"We kept waiting for them [Sears] to call and say yeah it's a mistake," Smith said.

"We couldn't wrap our heads around what was going on."

Smith said she found out she was losing her sales associate job through a concerned client, who called after hearing the Canadian retail giant planned to liquidate dozens of stores and lay off hundreds of workers to avoid bankruptcy.

Smith describes the experience as floating in limbo without answers from human resources or head office. 

Sears home Sudbury inside

Twenty-six Sears Home employees in Sudbury, Ont., are still waiting to hear if they will receive a pension following the liquidation of their store. (Olivia Stefanovich/CBC)

She has started a new job with Bianco's Supercenter in Sudbury since her store closed after Labour Day, but she does not know if she will receive a pension after her 17-year career.

'Workers should be able to get what they're owned'

"I question why this is allowed to happen in Canada," Smith said.

"I really, truly believe that this is something that the government should be looking at."

Ontario NDP leader Andrea Horwath is pushing the provincial government to step up and put pressure on Ottawa.

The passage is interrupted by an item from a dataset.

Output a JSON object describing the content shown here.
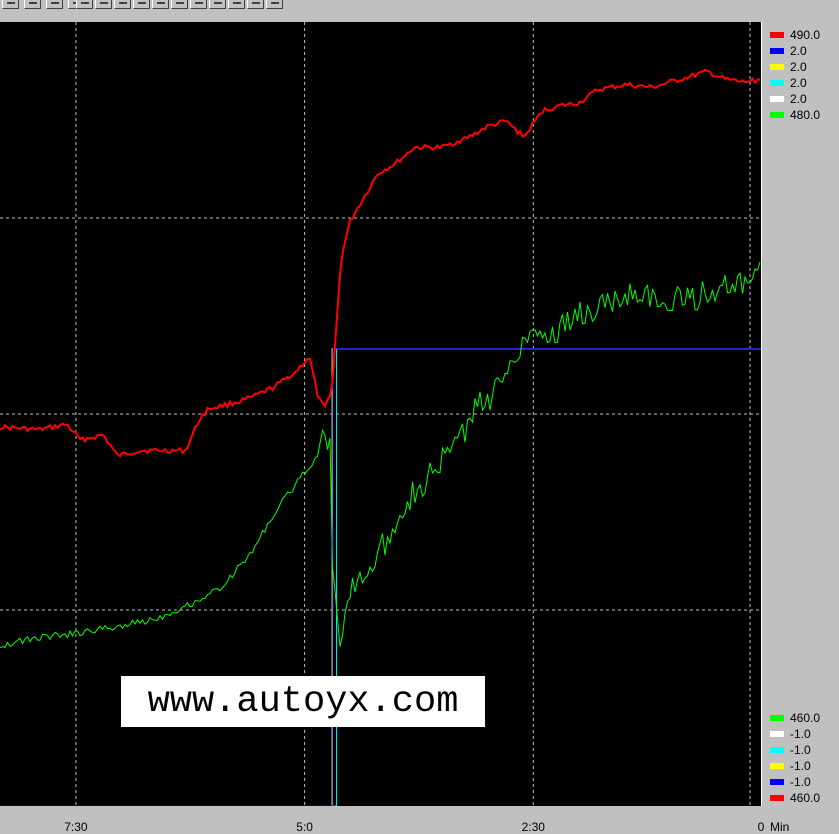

"Making sure that those pensioners get their pensions should be ahead of the line," Horwath said.

"The workers should be able to get what they're owed."

But it is unclear if that will happen.

Sears is fighting employee payouts in court.

Smith said all she can do is check for updates in the hope she will get what she worked for.

"I'm fortunate to not be in dire straits as far as financial obligations, but I can only imagine if it was somebody who was really counting on this support or this resolution," Smith said. 

"It would just be one stressful time."